Recognizing negotiability, building confidence, and redistributing skills for a happier you.

It’s not a new concept; women holding themselves back because of barriers often manufactured within their own minds.  It is a recurring theme that has been addressed across a broad array of media and publications for decades.  But it is a theme that we, as women, need to continue to revisit, ensuring we are continually identifying challenges and growing from them.

To overcome the obstacles women face in the workforce, they need to begin by understanding them—starting with many assumptions that are all in their heads.


It is almost always not written in stone.

Interestingly, women often perceive their situations as fixed, absolute, and less negotiable than they really are.  And as a result of these perceptions, women often hold themselves back inadvertently in the workplace.  

We often fail to recognize opportunities in circumstances as a result of powerful social, cultural, and political influences.  Think about it.  From the moment we are born we are cloaked in pink and gifted a doll and kitchen set.  As we navigate through life we are told to raise our hands, wait our turn, and act like a lady.  These attributes, while celebrated in school, are certainly less celebrated in the workplace. 

In order to truly excel, we need to recognize and command our desires.  We need to think outside the carefully crafted box society has put us in.  We need to ask.  


But in order to ask, we need to be confident.  Confidence begins—and begins to dissolve, the moment we are born.  Many women are born confident only to have such confidence eroded slowly and systematically over time.  Somehow I am always caught off-guard to hear my daughter’s decisive “yes” and “no” without her even taking a moment to analyze the consequences of her choices.  Her strength in decision-making is enviable. 

As an adult, I have recognized that my ability to do the same has been bogged down by concerns of judgment and fear.  But, as discussed in Lipstick Lawyerisms of a Work-at-Home Mom, “[w]ith each interaction with a new date, a new mom, a new potential employer, I’ve accumulated wisdom.  I’ve learned not to check my brain at the door, because sometimes you need that brain to get out of a nasty or unexpected situation.  I’ve grown more courageous, I’ve grown more canny, and most importantly, I’ve grown more confident.”


So what happens when we find ourselves wrapped into the current climate of the world and being forced to make life and career choices—career changes?

It is the ultimate culmination of finding our female voice.

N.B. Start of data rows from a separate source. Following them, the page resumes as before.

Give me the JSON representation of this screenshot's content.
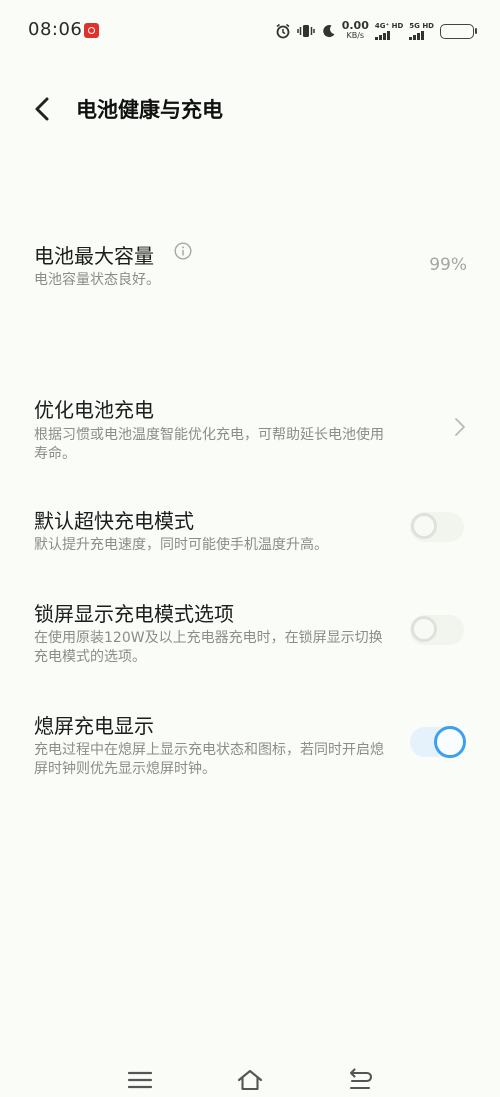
{
  "status_bar": {
    "time": "08:06",
    "net_speed_value": "0.00",
    "net_speed_unit": "KB/s",
    "signal1_label": "4G⁺ HD",
    "signal2_label": "5G HD",
    "battery_level_percent": 100
  },
  "header": {
    "title": "电池健康与充电"
  },
  "settings": {
    "max_capacity": {
      "title": "电池最大容量",
      "desc": "电池容量状态良好。",
      "value": "99%"
    },
    "optimize_charging": {
      "title": "优化电池充电",
      "desc": "根据习惯或电池温度智能优化充电，可帮助延长电池使用寿命。"
    },
    "default_super_fast": {
      "title": "默认超快充电模式",
      "desc": "默认提升充电速度，同时可能使手机温度升高。",
      "enabled": false
    },
    "lockscreen_mode_option": {
      "title": "锁屏显示充电模式选项",
      "desc": "在使用原装120W及以上充电器充电时，在锁屏显示切换充电模式的选项。",
      "enabled": false
    },
    "screen_off_display": {
      "title": "熄屏充电显示",
      "desc": "充电过程中在熄屏上显示充电状态和图标，若同时开启熄屏时钟则优先显示熄屏时钟。",
      "enabled": true
    }
  },
  "colors": {
    "background": "#f9fcf7",
    "toggle_on_accent": "#3da0ee"
  },
  "icons": {
    "back": "chevron-left-icon",
    "info": "info-icon",
    "chevron": "chevron-right-icon",
    "menu": "menu-icon",
    "home": "home-icon",
    "back_nav": "back-nav-icon"
  }
}
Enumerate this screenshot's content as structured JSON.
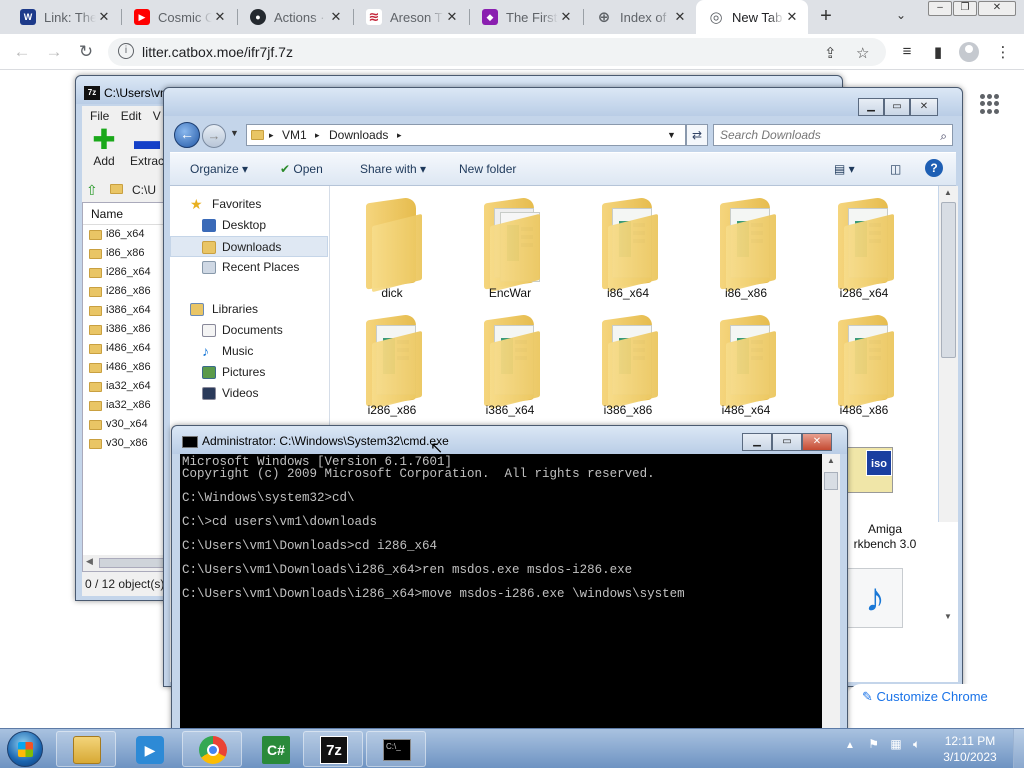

We recognize our strengths.  We pool our resources.  We redistribute our skills.  And we do all of this in a way that is fueled by passions rather than crippled by fears.  This fuel leads to change, which should be embraced, rather than avoided.

We as women are seeking to progress in our homes, in our careers, and in our pockets.  Change is a necessary component to progress, to enable us—as women—to evolve in our society.”

Excerpts extracted from Lipstick Lawyerisms of a Work-at-Home Mom, Tori Stetson